There's so many things to balance. So many things to get right. How can anyone expect anyone else to get everything right? But requirements get more and more strict. I know mine do.
Even when I think I'm on top of things, I often miss something minor yet vital. I can be oblivious when I've fooled myself into thinking I was being perceptive. But I've been trying to think of it as a chance to improve rather than as a weight stacking against my odds.

It's a lot to juggle but I'm sure the right person is worth it. I am waiting to find out.

4 comments:

april said...

Around this time last year, I was dating with a frenzy. It's actually rather easy to just ask people if they're available or interested. With practice. And if you're only curious about them, or at least not attached to some outcome. But! You have to almost be looking at everyone as a possible romantic interest, and that's surprisingly draining.

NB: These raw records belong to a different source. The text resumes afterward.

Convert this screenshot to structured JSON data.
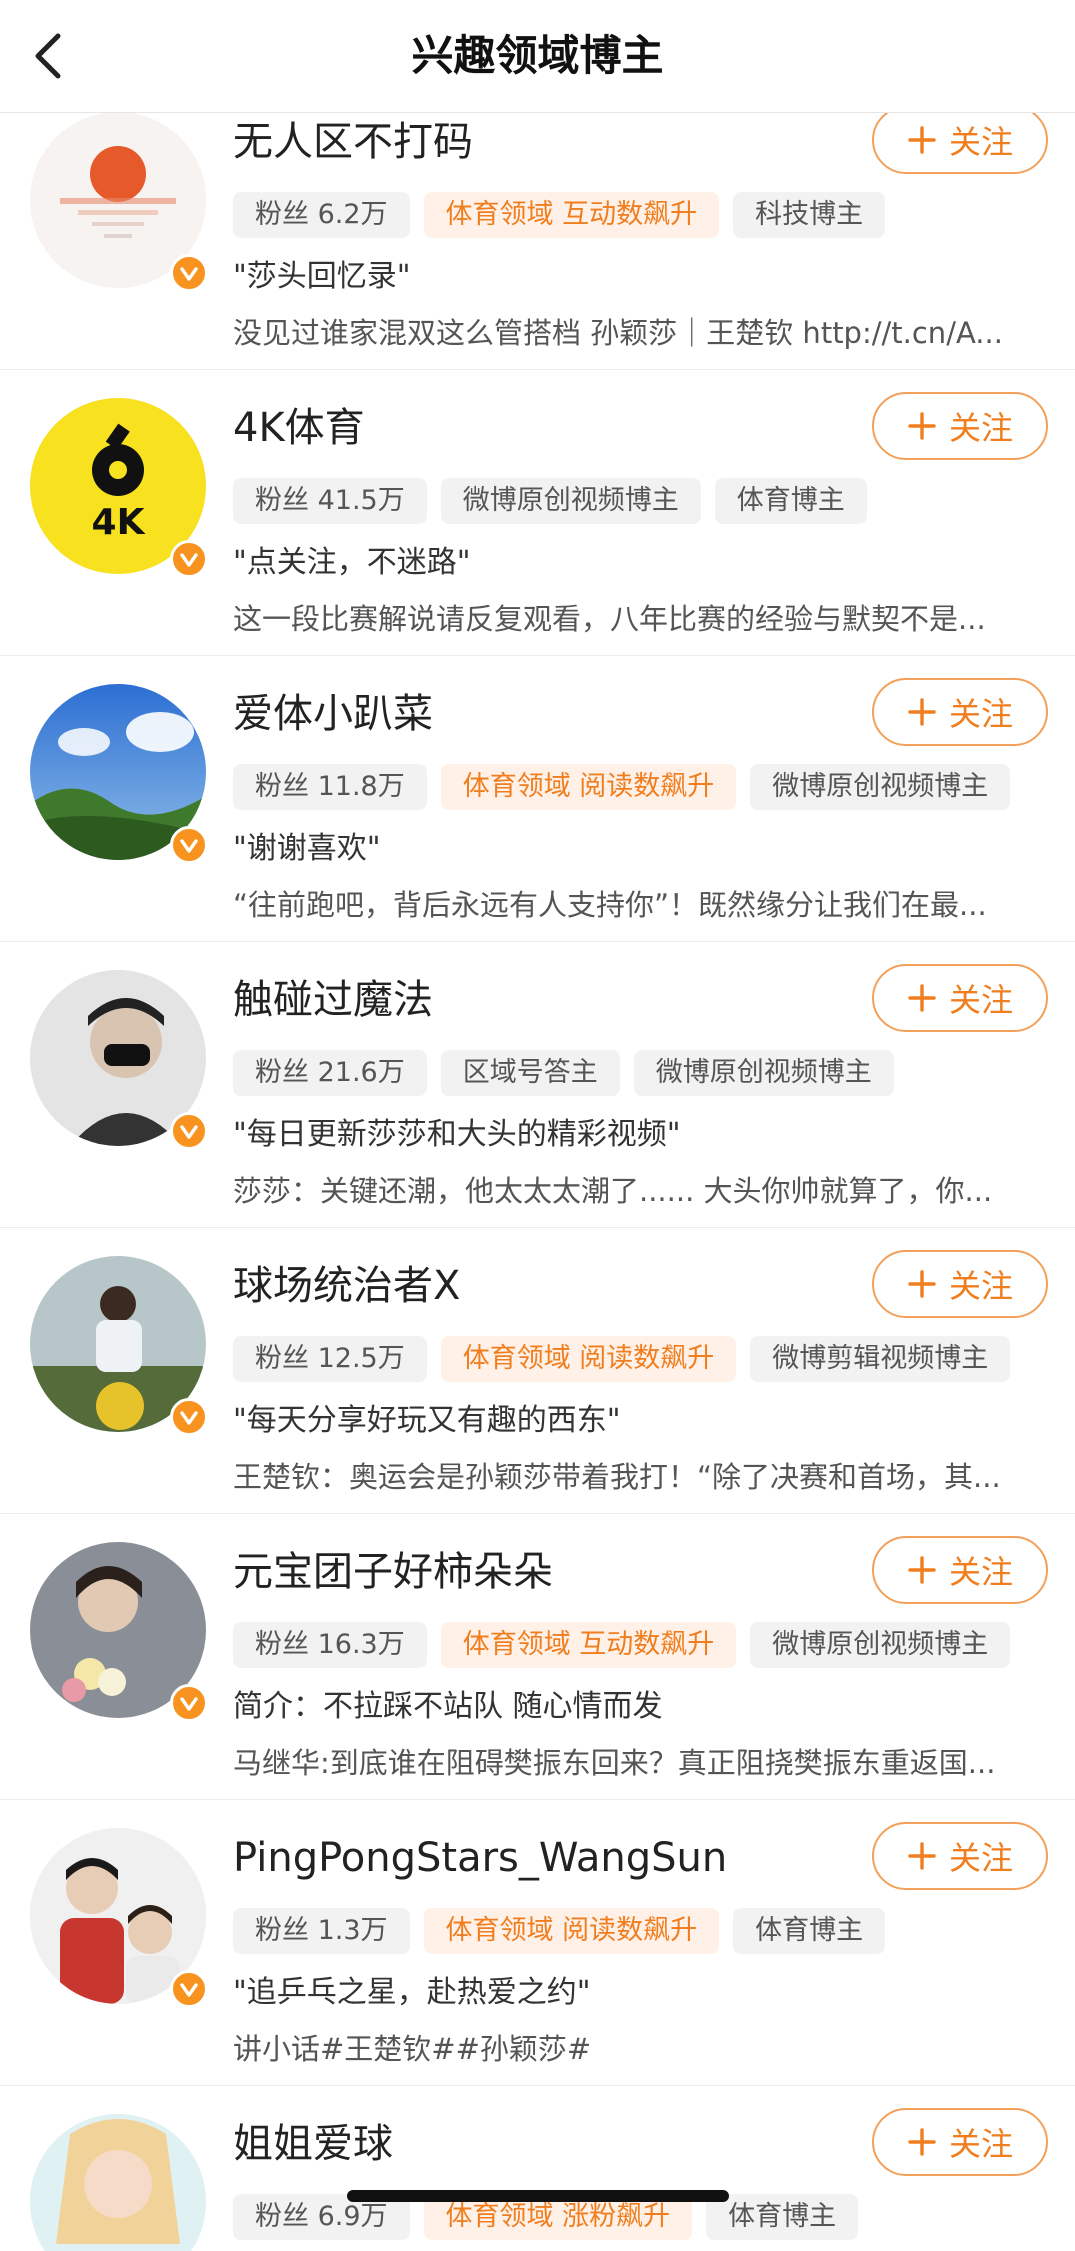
{
  "header": {
    "title": "兴趣领域博主"
  },
  "follow_label": "关注",
  "accent_color": "#f07e1f",
  "users": [
    {
      "name": "无人区不打码",
      "avatar": "sunset-reflection",
      "tags": [
        {
          "text": "粉丝 6.2万",
          "hot": false
        },
        {
          "text": "体育领域 互动数飙升",
          "hot": true
        },
        {
          "text": "科技博主",
          "hot": false
        }
      ],
      "desc": "\"莎头回忆录\"",
      "post": "没见过谁家混双这么管搭档 孙颖莎｜王楚钦 http://t.cn/A..."
    },
    {
      "name": "4K体育",
      "avatar": "4k-sports-logo",
      "tags": [
        {
          "text": "粉丝 41.5万",
          "hot": false
        },
        {
          "text": "微博原创视频博主",
          "hot": false
        },
        {
          "text": "体育博主",
          "hot": false
        }
      ],
      "desc": "\"点关注，不迷路\"",
      "post": "这一段比赛解说请反复观看，八年比赛的经验与默契不是..."
    },
    {
      "name": "爱体小趴菜",
      "avatar": "sky-and-trees",
      "tags": [
        {
          "text": "粉丝 11.8万",
          "hot": false
        },
        {
          "text": "体育领域 阅读数飙升",
          "hot": true
        },
        {
          "text": "微博原创视频博主",
          "hot": false
        }
      ],
      "desc": "\"谢谢喜欢\"",
      "post": "“往前跑吧，背后永远有人支持你”！既然缘分让我们在最..."
    },
    {
      "name": "触碰过魔法",
      "avatar": "masked-person",
      "tags": [
        {
          "text": "粉丝 21.6万",
          "hot": false
        },
        {
          "text": "区域号答主",
          "hot": false
        },
        {
          "text": "微博原创视频博主",
          "hot": false
        }
      ],
      "desc": "\"每日更新莎莎和大头的精彩视频\"",
      "post": "莎莎：关键还潮，他太太太潮了...... 大头你帅就算了，你..."
    },
    {
      "name": "球场统治者X",
      "avatar": "child-on-field",
      "tags": [
        {
          "text": "粉丝 12.5万",
          "hot": false
        },
        {
          "text": "体育领域 阅读数飙升",
          "hot": true
        },
        {
          "text": "微博剪辑视频博主",
          "hot": false
        }
      ],
      "desc": "\"每天分享好玩又有趣的西东\"",
      "post": "王楚钦：奥运会是孙颖莎带着我打！“除了决赛和首场，其..."
    },
    {
      "name": "元宝团子好柿朵朵",
      "avatar": "girl-with-flowers",
      "tags": [
        {
          "text": "粉丝 16.3万",
          "hot": false
        },
        {
          "text": "体育领域 互动数飙升",
          "hot": true
        },
        {
          "text": "微博原创视频博主",
          "hot": false
        }
      ],
      "desc": "简介：不拉踩不站队 随心情而发",
      "post": "马继华:到底谁在阻碍樊振东回来？真正阻挠樊振东重返国..."
    },
    {
      "name": "PingPongStars_WangSun",
      "avatar": "two-players",
      "tags": [
        {
          "text": "粉丝 1.3万",
          "hot": false
        },
        {
          "text": "体育领域 阅读数飙升",
          "hot": true
        },
        {
          "text": "体育博主",
          "hot": false
        }
      ],
      "desc": "\"追乒乓之星，赴热爱之约\"",
      "post": "讲小话#王楚钦##孙颖莎#"
    },
    {
      "name": "姐姐爱球",
      "avatar": "cartoon-girl",
      "tags": [
        {
          "text": "粉丝 6.9万",
          "hot": false
        },
        {
          "text": "体育领域 涨粉飙升",
          "hot": true
        },
        {
          "text": "体育博主",
          "hot": false
        }
      ],
      "desc": "",
      "post": ""
    }
  ]
}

I suspect to some degree relationships themselves are training and readiness preparation. I mean, you're never perfectly ready for the person you've waited for. But yes, you can be perfectly unready. I suspect I was that in my 20s. I hope I'm a greater degree of ready now.

Dach said...

It is quite exhausting. I've found myself many times having to take an extended break from even thinking about dating anyone. Partly from simply being tired, partly trying to trick fate so that the whole "if you're not looking, you'll find the right person" bit will happen, but of course since I'm doing that, it means I'm still looking, even if I say I'm not. Can't trick fate!

april said...

Tricking fate, huh? You'll have to tell me how that works out for you.

Not that I entirely believe in fate. I believe dating is exhausting, though!

Dach said...

It's not worked so far, but never let it be said that I am not persistent.